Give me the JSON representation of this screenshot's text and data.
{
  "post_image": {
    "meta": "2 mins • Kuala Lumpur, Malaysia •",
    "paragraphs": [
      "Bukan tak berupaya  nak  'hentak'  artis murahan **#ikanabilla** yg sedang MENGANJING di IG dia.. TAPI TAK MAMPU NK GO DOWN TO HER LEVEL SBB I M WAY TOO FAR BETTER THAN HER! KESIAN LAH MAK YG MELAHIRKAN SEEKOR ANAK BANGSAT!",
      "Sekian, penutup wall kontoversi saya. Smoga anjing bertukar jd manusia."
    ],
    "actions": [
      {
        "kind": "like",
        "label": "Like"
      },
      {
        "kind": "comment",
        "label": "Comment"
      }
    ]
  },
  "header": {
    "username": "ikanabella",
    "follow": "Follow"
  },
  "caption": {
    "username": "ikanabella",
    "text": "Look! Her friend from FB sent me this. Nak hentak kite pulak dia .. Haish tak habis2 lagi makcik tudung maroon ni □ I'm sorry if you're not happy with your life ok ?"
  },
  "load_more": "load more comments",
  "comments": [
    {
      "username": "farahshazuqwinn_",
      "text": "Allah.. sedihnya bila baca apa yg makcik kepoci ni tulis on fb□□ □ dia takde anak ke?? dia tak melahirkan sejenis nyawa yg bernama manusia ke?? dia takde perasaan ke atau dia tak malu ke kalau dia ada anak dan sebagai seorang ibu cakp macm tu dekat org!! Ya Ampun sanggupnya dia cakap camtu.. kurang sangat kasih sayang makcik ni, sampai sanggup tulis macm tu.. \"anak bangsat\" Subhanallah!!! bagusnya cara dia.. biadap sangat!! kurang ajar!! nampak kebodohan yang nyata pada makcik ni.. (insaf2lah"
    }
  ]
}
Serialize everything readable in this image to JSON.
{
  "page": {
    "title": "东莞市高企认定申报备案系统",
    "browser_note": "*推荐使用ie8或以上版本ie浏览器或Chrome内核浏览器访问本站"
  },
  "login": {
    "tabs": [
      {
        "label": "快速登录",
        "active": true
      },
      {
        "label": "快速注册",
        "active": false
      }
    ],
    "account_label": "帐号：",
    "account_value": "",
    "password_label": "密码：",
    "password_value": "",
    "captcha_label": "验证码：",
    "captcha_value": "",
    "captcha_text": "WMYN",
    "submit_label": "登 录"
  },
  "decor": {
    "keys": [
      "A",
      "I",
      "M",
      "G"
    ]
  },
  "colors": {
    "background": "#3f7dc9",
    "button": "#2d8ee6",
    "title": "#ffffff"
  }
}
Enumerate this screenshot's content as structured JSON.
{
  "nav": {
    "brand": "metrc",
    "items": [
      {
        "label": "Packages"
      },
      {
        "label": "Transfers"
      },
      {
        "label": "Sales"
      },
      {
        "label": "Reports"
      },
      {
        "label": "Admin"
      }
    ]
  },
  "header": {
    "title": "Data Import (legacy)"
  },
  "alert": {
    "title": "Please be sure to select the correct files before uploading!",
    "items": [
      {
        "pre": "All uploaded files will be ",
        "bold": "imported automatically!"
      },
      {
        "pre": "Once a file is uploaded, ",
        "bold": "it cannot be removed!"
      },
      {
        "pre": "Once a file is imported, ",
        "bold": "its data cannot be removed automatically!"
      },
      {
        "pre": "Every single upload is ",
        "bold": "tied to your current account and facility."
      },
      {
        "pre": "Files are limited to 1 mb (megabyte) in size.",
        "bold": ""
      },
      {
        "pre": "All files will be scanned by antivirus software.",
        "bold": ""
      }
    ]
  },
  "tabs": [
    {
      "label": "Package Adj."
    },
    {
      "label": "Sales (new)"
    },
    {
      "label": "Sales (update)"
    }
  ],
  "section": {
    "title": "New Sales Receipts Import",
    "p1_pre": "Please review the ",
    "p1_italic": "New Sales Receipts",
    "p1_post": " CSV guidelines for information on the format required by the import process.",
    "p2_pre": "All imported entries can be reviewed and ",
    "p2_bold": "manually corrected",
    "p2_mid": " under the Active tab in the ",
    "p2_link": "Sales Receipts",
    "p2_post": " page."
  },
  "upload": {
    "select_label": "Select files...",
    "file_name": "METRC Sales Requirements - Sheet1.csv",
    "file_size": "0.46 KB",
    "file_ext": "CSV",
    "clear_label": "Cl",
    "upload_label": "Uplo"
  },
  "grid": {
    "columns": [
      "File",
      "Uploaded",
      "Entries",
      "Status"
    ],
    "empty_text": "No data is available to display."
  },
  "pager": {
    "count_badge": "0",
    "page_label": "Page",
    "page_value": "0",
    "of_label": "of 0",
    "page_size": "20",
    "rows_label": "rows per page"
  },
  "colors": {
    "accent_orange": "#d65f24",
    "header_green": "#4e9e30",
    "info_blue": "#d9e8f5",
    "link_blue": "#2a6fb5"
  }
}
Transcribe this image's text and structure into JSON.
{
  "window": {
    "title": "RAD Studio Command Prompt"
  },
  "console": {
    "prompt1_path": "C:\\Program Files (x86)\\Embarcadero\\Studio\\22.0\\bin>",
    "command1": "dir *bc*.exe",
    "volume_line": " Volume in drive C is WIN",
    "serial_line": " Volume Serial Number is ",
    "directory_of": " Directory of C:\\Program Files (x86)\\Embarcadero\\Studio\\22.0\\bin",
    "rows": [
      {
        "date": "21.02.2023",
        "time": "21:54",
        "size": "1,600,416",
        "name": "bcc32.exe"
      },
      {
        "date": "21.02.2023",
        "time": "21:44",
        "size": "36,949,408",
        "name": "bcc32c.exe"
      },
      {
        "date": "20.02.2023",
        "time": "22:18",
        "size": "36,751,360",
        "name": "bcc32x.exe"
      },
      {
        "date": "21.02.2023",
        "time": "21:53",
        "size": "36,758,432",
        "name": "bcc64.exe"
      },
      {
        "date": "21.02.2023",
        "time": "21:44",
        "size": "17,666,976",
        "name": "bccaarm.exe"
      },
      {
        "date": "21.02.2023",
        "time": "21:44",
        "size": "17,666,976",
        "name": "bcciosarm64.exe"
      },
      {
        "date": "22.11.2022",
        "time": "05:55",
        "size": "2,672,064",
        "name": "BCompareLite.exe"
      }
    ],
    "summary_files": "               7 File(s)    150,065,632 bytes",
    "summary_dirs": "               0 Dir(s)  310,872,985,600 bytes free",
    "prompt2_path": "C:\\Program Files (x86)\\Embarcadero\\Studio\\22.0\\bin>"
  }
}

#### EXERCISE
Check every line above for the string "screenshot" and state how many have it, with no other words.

#### ANSWER TO THIS PROBLEM
2